- Braces – One of the most popular ways of treating misalignment issues, braces are a popular option for correcting underbites. With the help of mental brackets, braces shift teeth into a fixed position by exerting constant pressure on the surface of the teeth but are often feared due to their look and expense.
- Aligners – Another way that underbites can be corrected is by wearing aligners. Aligners are popular among those that desire the result braces provide yet want to avoid the unsightly metal-mouth look. Since aligners are made from high-quality clear plastic, they allow wearers to straighten their teeth discreetly and work similarly to braces. Nowadays, you can even complete this process without visiting a dentist, using at-home aligners kits from companies such as ALIGNERCO. For more information on fixing an underbite, head over to their website, follow their blog or contact a team member directly to discover how their innovative teeth-straightening solutions could help you fix your underbite today.
- Tooth Removal – If your malocclusion is mild or moderate, your dentist may suggest extracting specific teeth to rectify your underbite.
- Jaw Alignment Surgery – If you suffer from severe malocclusion, your dentist may put you forward for jaw alignment surgery, which involves surgically repositioning your top or bottom jaw (or both). It is often used with other teeth-straightening solutions such as braces or aligners.
- Upper Jaw Extenders – For those with a small jaw, an expander is fitted across the palate, which slowly widens the jaw so that the rows of teeth match better.

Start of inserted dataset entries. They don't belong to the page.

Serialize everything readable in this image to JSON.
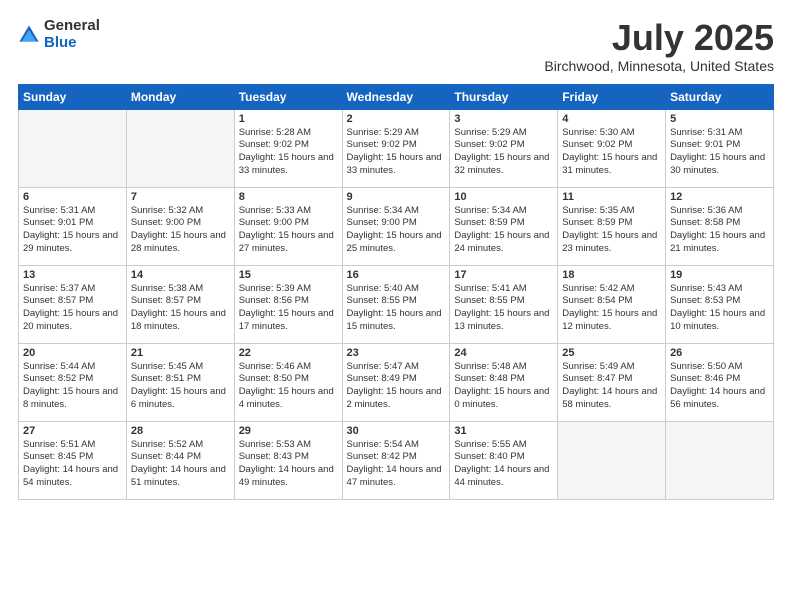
{
  "logo": {
    "general": "General",
    "blue": "Blue"
  },
  "title": "July 2025",
  "location": "Birchwood, Minnesota, United States",
  "days_of_week": [
    "Sunday",
    "Monday",
    "Tuesday",
    "Wednesday",
    "Thursday",
    "Friday",
    "Saturday"
  ],
  "weeks": [
    [
      {
        "day": "",
        "sunrise": "",
        "sunset": "",
        "daylight": ""
      },
      {
        "day": "",
        "sunrise": "",
        "sunset": "",
        "daylight": ""
      },
      {
        "day": "1",
        "sunrise": "Sunrise: 5:28 AM",
        "sunset": "Sunset: 9:02 PM",
        "daylight": "Daylight: 15 hours and 33 minutes."
      },
      {
        "day": "2",
        "sunrise": "Sunrise: 5:29 AM",
        "sunset": "Sunset: 9:02 PM",
        "daylight": "Daylight: 15 hours and 33 minutes."
      },
      {
        "day": "3",
        "sunrise": "Sunrise: 5:29 AM",
        "sunset": "Sunset: 9:02 PM",
        "daylight": "Daylight: 15 hours and 32 minutes."
      },
      {
        "day": "4",
        "sunrise": "Sunrise: 5:30 AM",
        "sunset": "Sunset: 9:02 PM",
        "daylight": "Daylight: 15 hours and 31 minutes."
      },
      {
        "day": "5",
        "sunrise": "Sunrise: 5:31 AM",
        "sunset": "Sunset: 9:01 PM",
        "daylight": "Daylight: 15 hours and 30 minutes."
      }
    ],
    [
      {
        "day": "6",
        "sunrise": "Sunrise: 5:31 AM",
        "sunset": "Sunset: 9:01 PM",
        "daylight": "Daylight: 15 hours and 29 minutes."
      },
      {
        "day": "7",
        "sunrise": "Sunrise: 5:32 AM",
        "sunset": "Sunset: 9:00 PM",
        "daylight": "Daylight: 15 hours and 28 minutes."
      },
      {
        "day": "8",
        "sunrise": "Sunrise: 5:33 AM",
        "sunset": "Sunset: 9:00 PM",
        "daylight": "Daylight: 15 hours and 27 minutes."
      },
      {
        "day": "9",
        "sunrise": "Sunrise: 5:34 AM",
        "sunset": "Sunset: 9:00 PM",
        "daylight": "Daylight: 15 hours and 25 minutes."
      },
      {
        "day": "10",
        "sunrise": "Sunrise: 5:34 AM",
        "sunset": "Sunset: 8:59 PM",
        "daylight": "Daylight: 15 hours and 24 minutes."
      },
      {
        "day": "11",
        "sunrise": "Sunrise: 5:35 AM",
        "sunset": "Sunset: 8:59 PM",
        "daylight": "Daylight: 15 hours and 23 minutes."
      },
      {
        "day": "12",
        "sunrise": "Sunrise: 5:36 AM",
        "sunset": "Sunset: 8:58 PM",
        "daylight": "Daylight: 15 hours and 21 minutes."
      }
    ],
    [
      {
        "day": "13",
        "sunrise": "Sunrise: 5:37 AM",
        "sunset": "Sunset: 8:57 PM",
        "daylight": "Daylight: 15 hours and 20 minutes."
      },
      {
        "day": "14",
        "sunrise": "Sunrise: 5:38 AM",
        "sunset": "Sunset: 8:57 PM",
        "daylight": "Daylight: 15 hours and 18 minutes."
      },
      {
        "day": "15",
        "sunrise": "Sunrise: 5:39 AM",
        "sunset": "Sunset: 8:56 PM",
        "daylight": "Daylight: 15 hours and 17 minutes."
      },
      {
        "day": "16",
        "sunrise": "Sunrise: 5:40 AM",
        "sunset": "Sunset: 8:55 PM",
        "daylight": "Daylight: 15 hours and 15 minutes."
      },
      {
        "day": "17",
        "sunrise": "Sunrise: 5:41 AM",
        "sunset": "Sunset: 8:55 PM",
        "daylight": "Daylight: 15 hours and 13 minutes."
      },
      {
        "day": "18",
        "sunrise": "Sunrise: 5:42 AM",
        "sunset": "Sunset: 8:54 PM",
        "daylight": "Daylight: 15 hours and 12 minutes."
      },
      {
        "day": "19",
        "sunrise": "Sunrise: 5:43 AM",
        "sunset": "Sunset: 8:53 PM",
        "daylight": "Daylight: 15 hours and 10 minutes."
      }
    ],
    [
      {
        "day": "20",
        "sunrise": "Sunrise: 5:44 AM",
        "sunset": "Sunset: 8:52 PM",
        "daylight": "Daylight: 15 hours and 8 minutes."
      },
      {
        "day": "21",
        "sunrise": "Sunrise: 5:45 AM",
        "sunset": "Sunset: 8:51 PM",
        "daylight": "Daylight: 15 hours and 6 minutes."
      },
      {
        "day": "22",
        "sunrise": "Sunrise: 5:46 AM",
        "sunset": "Sunset: 8:50 PM",
        "daylight": "Daylight: 15 hours and 4 minutes."
      },
      {
        "day": "23",
        "sunrise": "Sunrise: 5:47 AM",
        "sunset": "Sunset: 8:49 PM",
        "daylight": "Daylight: 15 hours and 2 minutes."
      },
      {
        "day": "24",
        "sunrise": "Sunrise: 5:48 AM",
        "sunset": "Sunset: 8:48 PM",
        "daylight": "Daylight: 15 hours and 0 minutes."
      },
      {
        "day": "25",
        "sunrise": "Sunrise: 5:49 AM",
        "sunset": "Sunset: 8:47 PM",
        "daylight": "Daylight: 14 hours and 58 minutes."
      },
      {
        "day": "26",
        "sunrise": "Sunrise: 5:50 AM",
        "sunset": "Sunset: 8:46 PM",
        "daylight": "Daylight: 14 hours and 56 minutes."
      }
    ],
    [
      {
        "day": "27",
        "sunrise": "Sunrise: 5:51 AM",
        "sunset": "Sunset: 8:45 PM",
        "daylight": "Daylight: 14 hours and 54 minutes."
      },
      {
        "day": "28",
        "sunrise": "Sunrise: 5:52 AM",
        "sunset": "Sunset: 8:44 PM",
        "daylight": "Daylight: 14 hours and 51 minutes."
      },
      {
        "day": "29",
        "sunrise": "Sunrise: 5:53 AM",
        "sunset": "Sunset: 8:43 PM",
        "daylight": "Daylight: 14 hours and 49 minutes."
      },
      {
        "day": "30",
        "sunrise": "Sunrise: 5:54 AM",
        "sunset": "Sunset: 8:42 PM",
        "daylight": "Daylight: 14 hours and 47 minutes."
      },
      {
        "day": "31",
        "sunrise": "Sunrise: 5:55 AM",
        "sunset": "Sunset: 8:40 PM",
        "daylight": "Daylight: 14 hours and 44 minutes."
      },
      {
        "day": "",
        "sunrise": "",
        "sunset": "",
        "daylight": ""
      },
      {
        "day": "",
        "sunrise": "",
        "sunset": "",
        "daylight": ""
      }
    ]
  ]
}
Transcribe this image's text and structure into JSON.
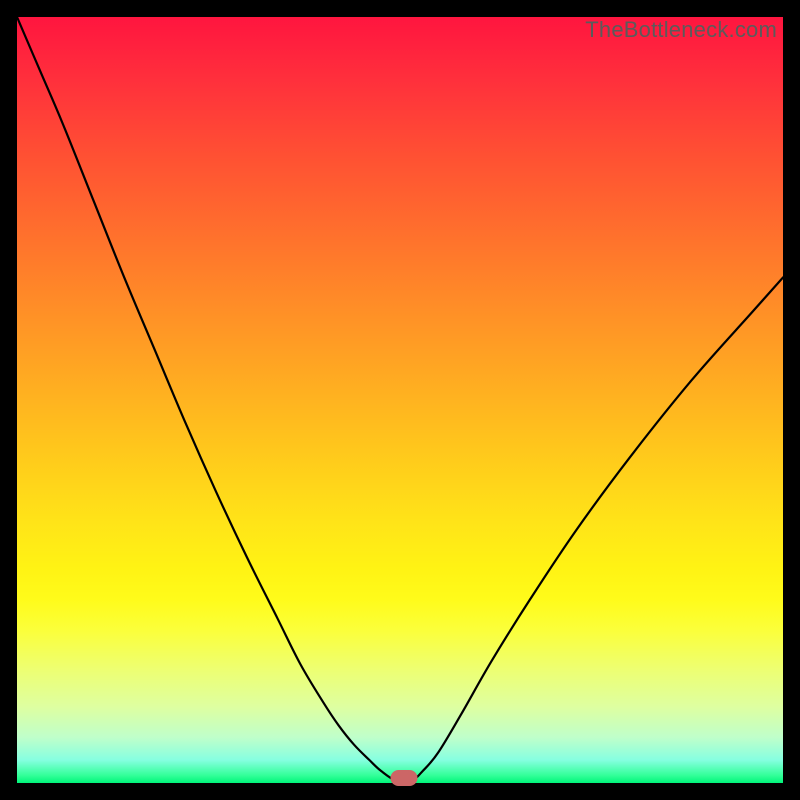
{
  "watermark": "TheBottleneck.com",
  "chart_data": {
    "type": "line",
    "title": "",
    "xlabel": "",
    "ylabel": "",
    "xlim": [
      0,
      100
    ],
    "ylim": [
      0,
      100
    ],
    "grid": false,
    "legend": false,
    "series": [
      {
        "name": "bottleneck-curve",
        "x_pct": [
          0,
          3,
          6,
          10,
          14,
          18,
          22,
          26,
          30,
          34,
          37,
          40,
          42,
          44,
          46,
          47.5,
          49.5,
          51.5,
          53,
          55,
          58,
          62,
          67,
          73,
          80,
          88,
          96,
          100
        ],
        "y_pct": [
          100,
          93,
          86,
          76,
          66,
          56.5,
          47,
          38,
          29.5,
          21.5,
          15.5,
          10.5,
          7.5,
          5,
          3,
          1.6,
          0.3,
          0.3,
          1.6,
          4,
          9,
          16,
          24,
          33,
          42.5,
          52.5,
          61.5,
          66
        ]
      }
    ],
    "marker": {
      "x_pct": 50.5,
      "y_pct": 0
    },
    "background_gradient": {
      "top": "#ff153f",
      "mid": "#ffe418",
      "bottom": "#00f57a"
    }
  }
}
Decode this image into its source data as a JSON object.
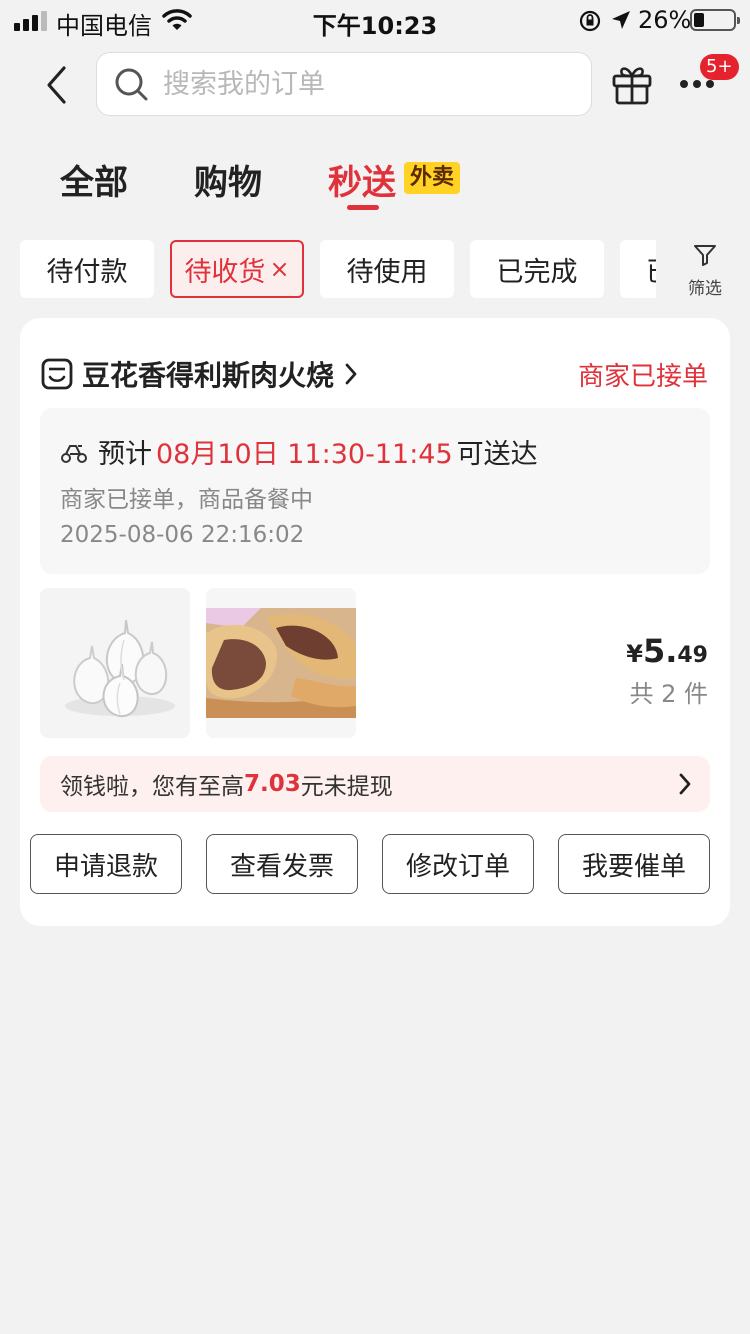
{
  "status_bar": {
    "carrier": "中国电信",
    "time": "下午10:23",
    "battery": "26%",
    "battery_level": 0.26,
    "icons": [
      "signal-icon",
      "wifi-icon",
      "orientation-lock-icon",
      "location-icon",
      "battery-icon"
    ]
  },
  "header": {
    "search_placeholder": "搜索我的订单",
    "badge": "5+",
    "icons": [
      "back-icon",
      "search-icon",
      "gift-icon",
      "more-icon"
    ]
  },
  "tabs": [
    {
      "label": "全部",
      "active": false
    },
    {
      "label": "购物",
      "active": false
    },
    {
      "label": "秒送",
      "active": true,
      "tag": "外卖"
    }
  ],
  "chips": [
    {
      "label": "待付款",
      "active": false
    },
    {
      "label": "待收货",
      "active": true,
      "close": "×"
    },
    {
      "label": "待使用",
      "active": false
    },
    {
      "label": "已完成",
      "active": false
    },
    {
      "label": "已",
      "active": false
    }
  ],
  "filter": {
    "label": "筛选",
    "icon": "filter-icon"
  },
  "order": {
    "shop_name": "豆花香得利斯肉火烧",
    "status": "商家已接单",
    "eta_prefix": "预计",
    "eta_date": "08月10日 11:30-11:45",
    "eta_suffix": "可送达",
    "delivery_status": "商家已接单，商品备餐中",
    "timestamp": "2025-08-06 22:16:02",
    "items": [
      {
        "name": "garlic",
        "image": "garlic-photo"
      },
      {
        "name": "meat-pastry",
        "image": "meat-pastry-photo"
      }
    ],
    "price_currency": "¥",
    "price_int": "5.",
    "price_dec": "49",
    "quantity": "共 2 件",
    "promo_pre": "领钱啦，您有至高",
    "promo_amount": "7.03",
    "promo_post": "元未提现",
    "actions": [
      "申请退款",
      "查看发票",
      "修改订单",
      "我要催单"
    ]
  },
  "colors": {
    "accent": "#e0323a",
    "tag": "#ffd224",
    "background": "#f2f2f2"
  }
}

What Can Cause An Underbite?
In most cases, an underbite is usually present from birth or develops during early childhood due to the physical traits passed on genetically by our parents. However, in some cases, the alignment of our teeth can also be affected by various environmental factors. As our teeth grow in, the upper row of teeth should naturally overlap the bottom by about 2mm. An underbite or overbite is diagnosed when the individual’s teeth overlap more than 2mm.
As we mentioned previously, most underbite cases are hereditary; however, in some rare cases, environmental factors can cause the development of an underbite that cannot be prevented. Some of the most common external environmental factors that cause the creation of underbites are as follows:
- Childhood Habits – Sometimes, habits learned in childhood can cause the creation of an underbite and other misalignment issues such as tongue thrusting, thumb sucking, and prolonged pacifier or bottle usage.
- Illness – Although rare, contracting an infection can cause an underbite to form. Typically, this only happens because of contracting an endocrine condition like endometriosis, Addison’s disease, or chronic fatigue syndrome. These illnesses target your hormone glands and cause issues with how effectively they distribute hormones and other products into your system. An underbite is one of the many consequences of this disturbance.
- Tumors – Tumors can appear anywhere on or inside your body. If an individual is unfortunate enough to develop one on their jawline or inside their mouth, it can cause an underbite to form due to the jaw shifting.
- Injury – Severe injuries to the face or jaw can cause the creation of an underbite. Facial and jaw injuries can be rectified through surgery, but even after the procedure is completed, the jawbones may not fit together correctly, causing an underbite.
- Genetics – Since genetics determine our physical appearance, that our parents pass down if a parent suffers from malocclusion, it’s likely that this will be passed down. Whether the malocclusion is minor or severe, you may be born with uneven teeth, misalignment of the jaw, underbite/overbite, or a cleft lip/palate, which could cause further misalignment issues in the future.
Keep some of the points mentioned above when deciding to have your overbite fixed.